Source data
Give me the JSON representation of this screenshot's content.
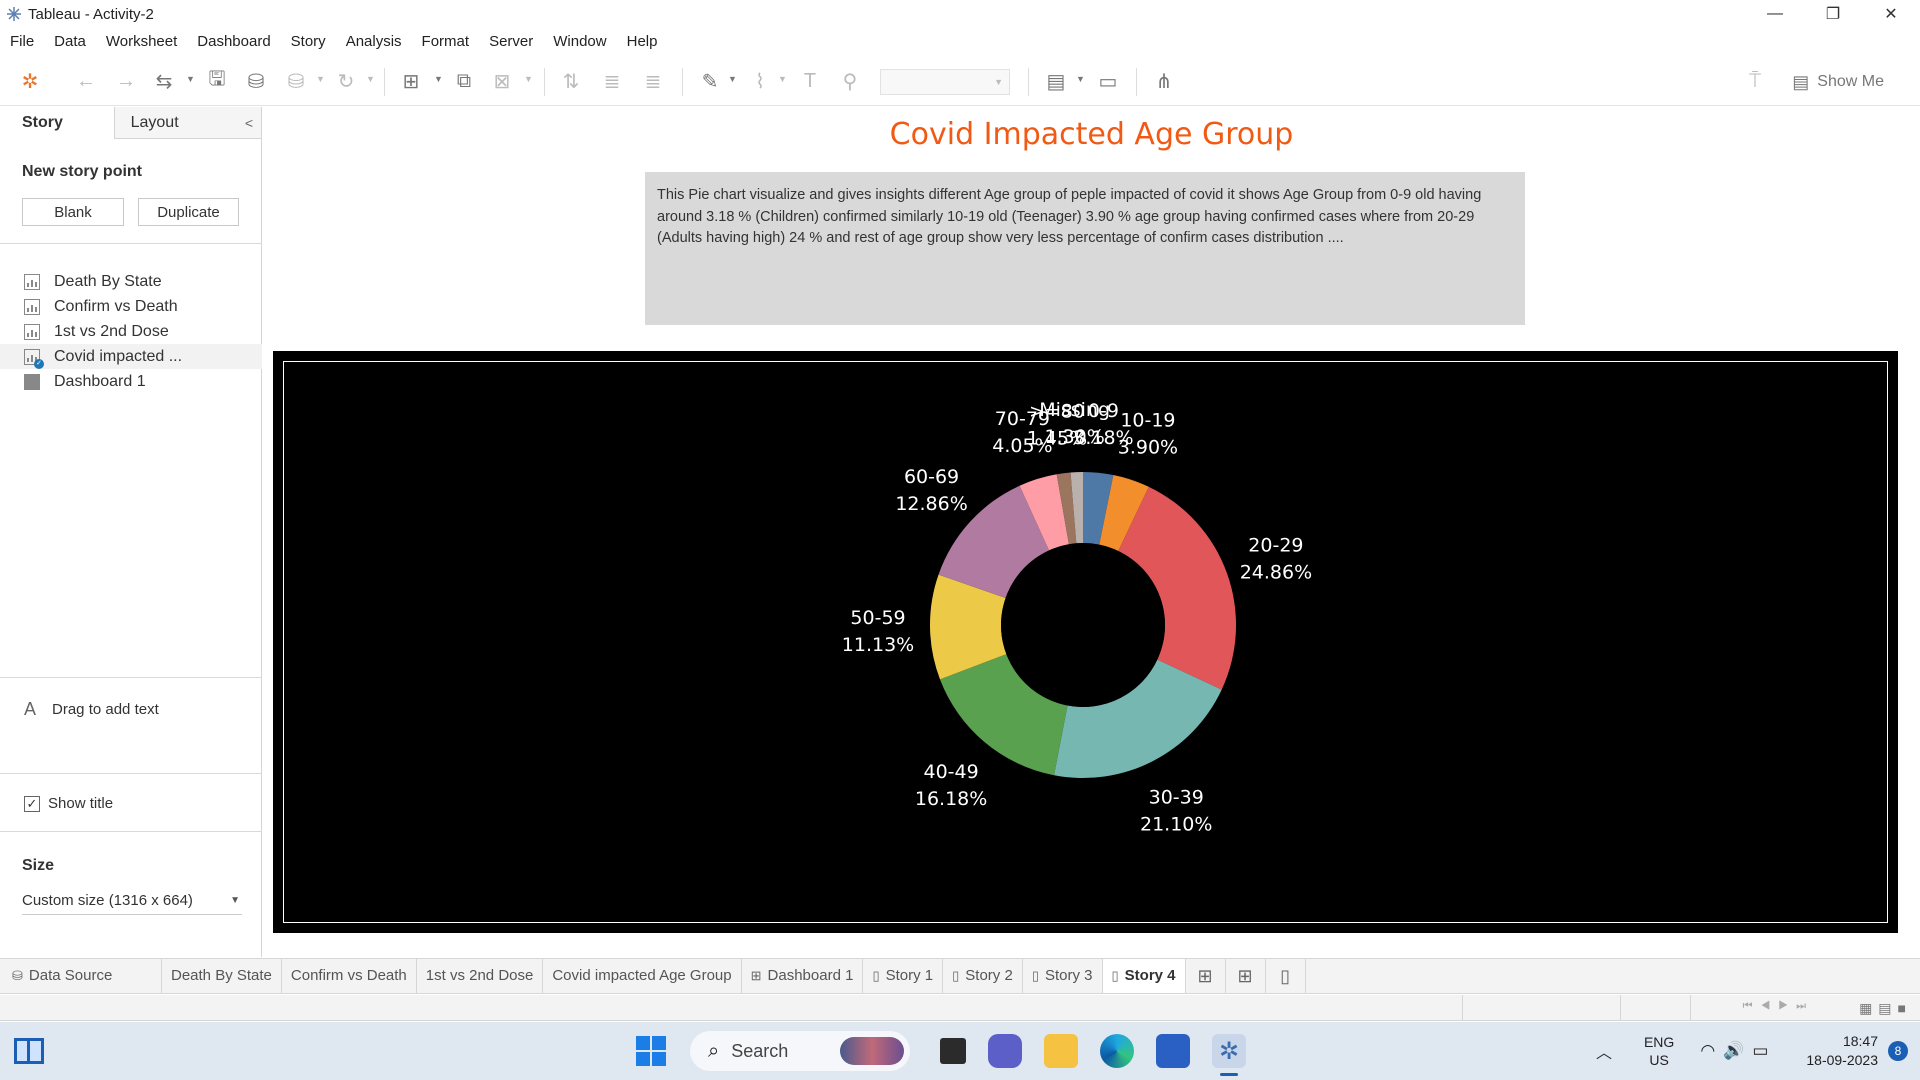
{
  "window": {
    "title": "Tableau - Activity-2",
    "minimize": "—",
    "restore": "❐",
    "close": "✕"
  },
  "menu": [
    "File",
    "Data",
    "Worksheet",
    "Dashboard",
    "Story",
    "Analysis",
    "Format",
    "Server",
    "Window",
    "Help"
  ],
  "toolbar": {
    "show_me_label": "Show Me"
  },
  "left_panel": {
    "tabs": {
      "story": "Story",
      "layout": "Layout"
    },
    "new_story_point_title": "New story point",
    "blank_button": "Blank",
    "duplicate_button": "Duplicate",
    "story_points": [
      {
        "label": "Death By State",
        "type": "sheet",
        "selected": false
      },
      {
        "label": "Confirm vs Death",
        "type": "sheet",
        "selected": false
      },
      {
        "label": "1st vs 2nd Dose",
        "type": "sheet",
        "selected": false
      },
      {
        "label": "Covid impacted ...",
        "type": "sheet",
        "selected": true
      },
      {
        "label": "Dashboard 1",
        "type": "dashboard",
        "selected": false
      }
    ],
    "drag_text": "Drag to add text",
    "show_title_label": "Show title",
    "show_title_checked": true,
    "size_title": "Size",
    "size_value": "Custom size (1316 x 664)"
  },
  "story": {
    "title": "Covid Impacted Age Group",
    "caption": "This Pie chart visualize and gives insights different Age group of peple impacted of covid it shows Age Group from 0-9 old having around 3.18  % (Children) confirmed similarly 10-19 old (Teenager) 3.90 % age group having confirmed cases where from 20-29 (Adults  having  high) 24 % and rest of age group show very less percentage of confirm cases distribution ...."
  },
  "chart_data": {
    "type": "pie",
    "style": "donut",
    "background": "#000000",
    "title": "",
    "categories": [
      "0-9",
      "10-19",
      "20-29",
      "30-39",
      "40-49",
      "50-59",
      "60-69",
      "70-79",
      ">=80",
      "Missing"
    ],
    "values": [
      3.18,
      3.9,
      24.86,
      21.1,
      16.18,
      11.13,
      12.86,
      4.05,
      1.45,
      1.3
    ],
    "labels": [
      "3.18%",
      "3.90%",
      "24.86%",
      "21.10%",
      "16.18%",
      "11.13%",
      "12.86%",
      "4.05%",
      "1.45%",
      "1.30%"
    ],
    "colors": [
      "#4e79a7",
      "#f28e2b",
      "#e15759",
      "#76b7b2",
      "#59a14f",
      "#edc948",
      "#b07aa1",
      "#ff9da7",
      "#9c755f",
      "#bab0ac"
    ]
  },
  "sheet_tabs": [
    {
      "label": "Data Source",
      "icon": "database-icon",
      "active": false
    },
    {
      "label": "Death By State",
      "icon": "",
      "active": false
    },
    {
      "label": "Confirm vs Death",
      "icon": "",
      "active": false
    },
    {
      "label": "1st vs 2nd Dose",
      "icon": "",
      "active": false
    },
    {
      "label": "Covid impacted Age Group",
      "icon": "",
      "active": false
    },
    {
      "label": "Dashboard 1",
      "icon": "dashboard-icon",
      "active": false
    },
    {
      "label": "Story 1",
      "icon": "story-icon",
      "active": false
    },
    {
      "label": "Story 2",
      "icon": "story-icon",
      "active": false
    },
    {
      "label": "Story 3",
      "icon": "story-icon",
      "active": false
    },
    {
      "label": "Story 4",
      "icon": "story-icon",
      "active": true
    }
  ],
  "taskbar": {
    "search_placeholder": "Search",
    "lang_top": "ENG",
    "lang_bottom": "US",
    "time": "18:47",
    "date": "18-09-2023",
    "notification_count": "8"
  }
}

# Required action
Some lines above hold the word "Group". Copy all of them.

# Output
    "title": "Covid Impacted Age Group",
    "caption": "This Pie chart visualize and gives insights different Age group of peple impacted of covid it shows Age Group from 0-9 old having around 3.18  % (Children) confirmed similarly 10-19 old (Teenager) 3.90 % age group having confirmed cases where from 20-29 (Adults  having  high) 24 % and rest of age group show very less percentage of confirm cases distribution ...."
      "label": "Covid impacted Age Group",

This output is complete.